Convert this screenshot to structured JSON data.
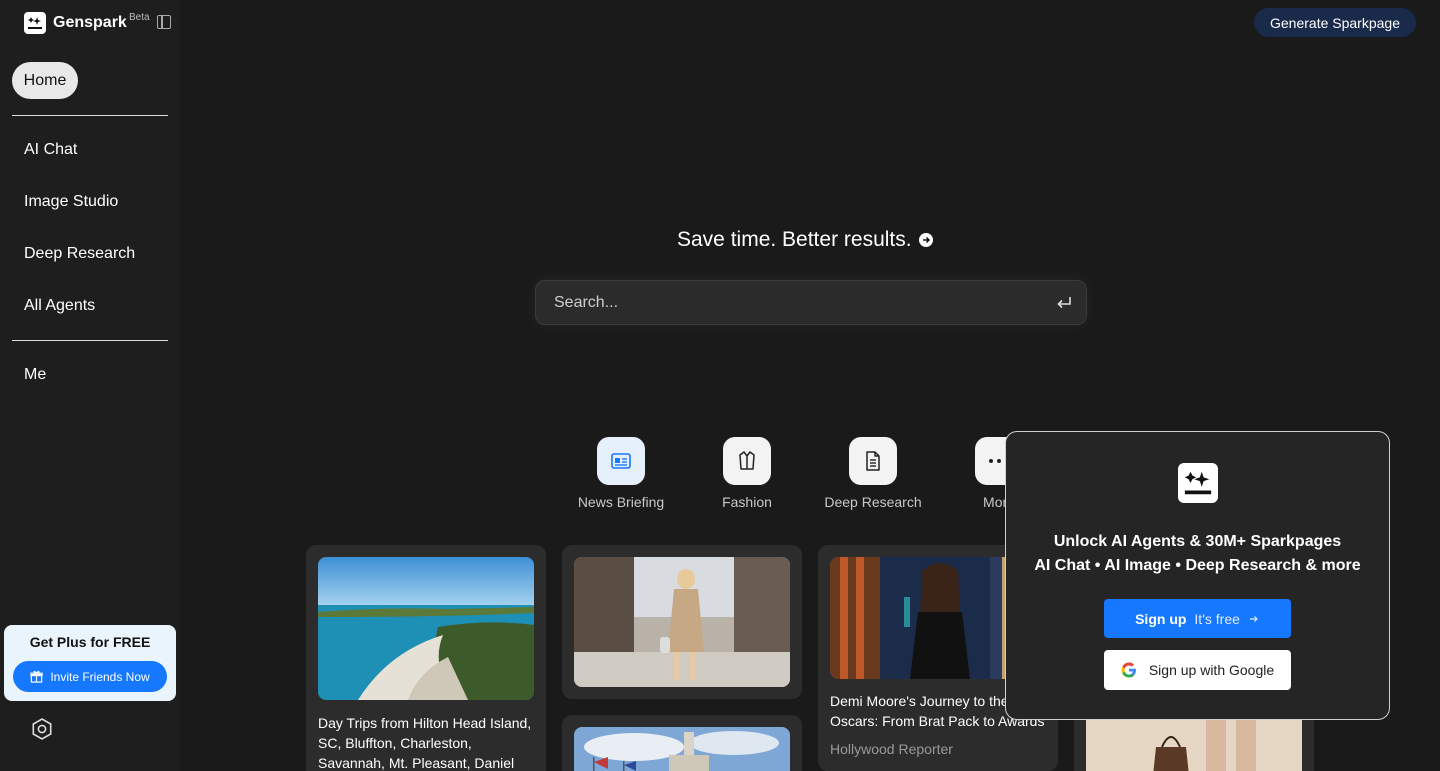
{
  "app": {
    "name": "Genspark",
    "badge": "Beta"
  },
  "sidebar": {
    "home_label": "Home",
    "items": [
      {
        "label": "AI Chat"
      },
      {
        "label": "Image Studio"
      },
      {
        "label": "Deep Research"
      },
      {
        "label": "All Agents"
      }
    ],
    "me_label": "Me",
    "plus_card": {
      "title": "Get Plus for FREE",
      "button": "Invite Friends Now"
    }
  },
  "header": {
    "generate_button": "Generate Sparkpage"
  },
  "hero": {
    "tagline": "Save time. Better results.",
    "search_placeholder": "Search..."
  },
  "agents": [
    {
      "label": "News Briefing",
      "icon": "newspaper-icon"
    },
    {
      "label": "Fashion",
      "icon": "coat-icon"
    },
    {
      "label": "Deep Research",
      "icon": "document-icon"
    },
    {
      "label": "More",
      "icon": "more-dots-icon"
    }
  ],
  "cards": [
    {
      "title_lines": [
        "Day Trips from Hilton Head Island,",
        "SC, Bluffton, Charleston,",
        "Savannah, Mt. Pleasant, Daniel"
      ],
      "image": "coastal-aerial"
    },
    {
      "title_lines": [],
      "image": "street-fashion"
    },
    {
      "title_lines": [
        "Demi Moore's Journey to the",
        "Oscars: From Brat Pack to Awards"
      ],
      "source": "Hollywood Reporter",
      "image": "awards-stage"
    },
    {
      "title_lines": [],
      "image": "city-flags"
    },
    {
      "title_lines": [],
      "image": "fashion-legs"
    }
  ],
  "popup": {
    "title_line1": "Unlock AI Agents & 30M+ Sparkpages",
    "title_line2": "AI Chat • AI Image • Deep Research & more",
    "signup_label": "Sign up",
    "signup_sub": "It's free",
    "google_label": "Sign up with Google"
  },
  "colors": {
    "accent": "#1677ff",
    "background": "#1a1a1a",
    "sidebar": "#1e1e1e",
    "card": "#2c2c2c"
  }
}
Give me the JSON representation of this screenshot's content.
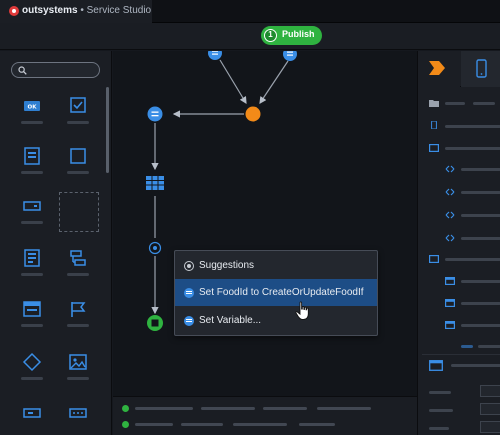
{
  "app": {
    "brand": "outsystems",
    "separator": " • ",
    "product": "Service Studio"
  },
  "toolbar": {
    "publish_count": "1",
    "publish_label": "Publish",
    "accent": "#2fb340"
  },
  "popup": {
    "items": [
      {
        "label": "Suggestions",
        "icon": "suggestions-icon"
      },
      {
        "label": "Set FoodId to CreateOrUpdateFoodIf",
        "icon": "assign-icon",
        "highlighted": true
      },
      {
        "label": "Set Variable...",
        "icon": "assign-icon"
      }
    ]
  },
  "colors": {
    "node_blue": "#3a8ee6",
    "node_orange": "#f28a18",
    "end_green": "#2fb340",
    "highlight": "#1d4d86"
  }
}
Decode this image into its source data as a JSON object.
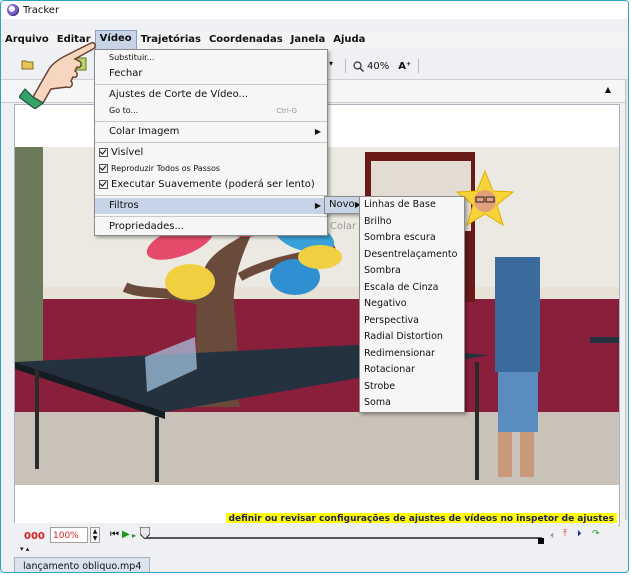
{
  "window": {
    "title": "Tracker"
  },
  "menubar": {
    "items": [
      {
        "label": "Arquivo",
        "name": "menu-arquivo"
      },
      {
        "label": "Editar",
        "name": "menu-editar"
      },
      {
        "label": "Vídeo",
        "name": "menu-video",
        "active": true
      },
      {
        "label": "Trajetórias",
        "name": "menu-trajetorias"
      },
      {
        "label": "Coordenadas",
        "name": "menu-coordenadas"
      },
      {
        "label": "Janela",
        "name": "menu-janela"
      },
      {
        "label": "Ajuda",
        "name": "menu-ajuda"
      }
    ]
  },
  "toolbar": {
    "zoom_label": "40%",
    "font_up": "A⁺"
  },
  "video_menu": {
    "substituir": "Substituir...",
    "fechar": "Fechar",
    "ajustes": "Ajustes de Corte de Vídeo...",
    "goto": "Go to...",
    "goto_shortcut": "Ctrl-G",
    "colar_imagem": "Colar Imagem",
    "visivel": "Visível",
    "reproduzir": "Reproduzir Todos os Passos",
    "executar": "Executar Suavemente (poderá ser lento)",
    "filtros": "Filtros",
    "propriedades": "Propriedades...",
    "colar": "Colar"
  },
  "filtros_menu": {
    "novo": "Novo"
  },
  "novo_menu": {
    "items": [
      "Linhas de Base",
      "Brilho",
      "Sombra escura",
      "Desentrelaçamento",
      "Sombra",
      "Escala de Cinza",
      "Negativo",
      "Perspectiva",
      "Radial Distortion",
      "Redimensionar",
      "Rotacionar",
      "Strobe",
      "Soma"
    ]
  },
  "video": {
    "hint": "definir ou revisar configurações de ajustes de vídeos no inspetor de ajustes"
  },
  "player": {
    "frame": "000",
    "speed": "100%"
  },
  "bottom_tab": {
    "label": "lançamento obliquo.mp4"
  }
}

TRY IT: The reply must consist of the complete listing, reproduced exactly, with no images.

SOLUTION:
Convert this screenshot to structured JSON data.
{
  "app": {
    "name": "Genspark",
    "badge": "Beta"
  },
  "sidebar": {
    "home_label": "Home",
    "items": [
      {
        "label": "AI Chat"
      },
      {
        "label": "Image Studio"
      },
      {
        "label": "Deep Research"
      },
      {
        "label": "All Agents"
      }
    ],
    "me_label": "Me",
    "plus_card": {
      "title": "Get Plus for FREE",
      "button": "Invite Friends Now"
    }
  },
  "header": {
    "generate_button": "Generate Sparkpage"
  },
  "hero": {
    "tagline": "Save time. Better results.",
    "search_placeholder": "Search..."
  },
  "agents": [
    {
      "label": "News Briefing",
      "icon": "newspaper-icon"
    },
    {
      "label": "Fashion",
      "icon": "coat-icon"
    },
    {
      "label": "Deep Research",
      "icon": "document-icon"
    },
    {
      "label": "More",
      "icon": "more-dots-icon"
    }
  ],
  "cards": [
    {
      "title_lines": [
        "Day Trips from Hilton Head Island,",
        "SC, Bluffton, Charleston,",
        "Savannah, Mt. Pleasant, Daniel"
      ],
      "image": "coastal-aerial"
    },
    {
      "title_lines": [],
      "image": "street-fashion"
    },
    {
      "title_lines": [
        "Demi Moore's Journey to the",
        "Oscars: From Brat Pack to Awards"
      ],
      "source": "Hollywood Reporter",
      "image": "awards-stage"
    },
    {
      "title_lines": [],
      "image": "city-flags"
    },
    {
      "title_lines": [],
      "image": "fashion-legs"
    }
  ],
  "popup": {
    "title_line1": "Unlock AI Agents & 30M+ Sparkpages",
    "title_line2": "AI Chat • AI Image • Deep Research & more",
    "signup_label": "Sign up",
    "signup_sub": "It's free",
    "google_label": "Sign up with Google"
  },
  "colors": {
    "accent": "#1677ff",
    "background": "#1a1a1a",
    "sidebar": "#1e1e1e",
    "card": "#2c2c2c"
  }
}
Give me the JSON representation of this screenshot's content.
{
  "app": {
    "brand": "outsystems",
    "separator": " • ",
    "product": "Service Studio"
  },
  "toolbar": {
    "publish_count": "1",
    "publish_label": "Publish",
    "accent": "#2fb340"
  },
  "popup": {
    "items": [
      {
        "label": "Suggestions",
        "icon": "suggestions-icon"
      },
      {
        "label": "Set FoodId to CreateOrUpdateFoodIf",
        "icon": "assign-icon",
        "highlighted": true
      },
      {
        "label": "Set Variable...",
        "icon": "assign-icon"
      }
    ]
  },
  "colors": {
    "node_blue": "#3a8ee6",
    "node_orange": "#f28a18",
    "end_green": "#2fb340",
    "highlight": "#1d4d86"
  }
}
Decode this image into its source data as a JSON object.
{
  "window": {
    "title": "Tracker"
  },
  "menubar": {
    "items": [
      {
        "label": "Arquivo",
        "name": "menu-arquivo"
      },
      {
        "label": "Editar",
        "name": "menu-editar"
      },
      {
        "label": "Vídeo",
        "name": "menu-video",
        "active": true
      },
      {
        "label": "Trajetórias",
        "name": "menu-trajetorias"
      },
      {
        "label": "Coordenadas",
        "name": "menu-coordenadas"
      },
      {
        "label": "Janela",
        "name": "menu-janela"
      },
      {
        "label": "Ajuda",
        "name": "menu-ajuda"
      }
    ]
  },
  "toolbar": {
    "zoom_label": "40%",
    "font_up": "A⁺"
  },
  "video_menu": {
    "substituir": "Substituir...",
    "fechar": "Fechar",
    "ajustes": "Ajustes de Corte de Vídeo...",
    "goto": "Go to...",
    "goto_shortcut": "Ctrl-G",
    "colar_imagem": "Colar Imagem",
    "visivel": "Visível",
    "reproduzir": "Reproduzir Todos os Passos",
    "executar": "Executar Suavemente (poderá ser lento)",
    "filtros": "Filtros",
    "propriedades": "Propriedades...",
    "colar": "Colar"
  },
  "filtros_menu": {
    "novo": "Novo"
  },
  "novo_menu": {
    "items": [
      "Linhas de Base",
      "Brilho",
      "Sombra escura",
      "Desentrelaçamento",
      "Sombra",
      "Escala de Cinza",
      "Negativo",
      "Perspectiva",
      "Radial Distortion",
      "Redimensionar",
      "Rotacionar",
      "Strobe",
      "Soma"
    ]
  },
  "video": {
    "hint": "definir ou revisar configurações de ajustes de vídeos no inspetor de ajustes"
  },
  "player": {
    "frame": "000",
    "speed": "100%"
  },
  "bottom_tab": {
    "label": "lançamento obliquo.mp4"
  }
}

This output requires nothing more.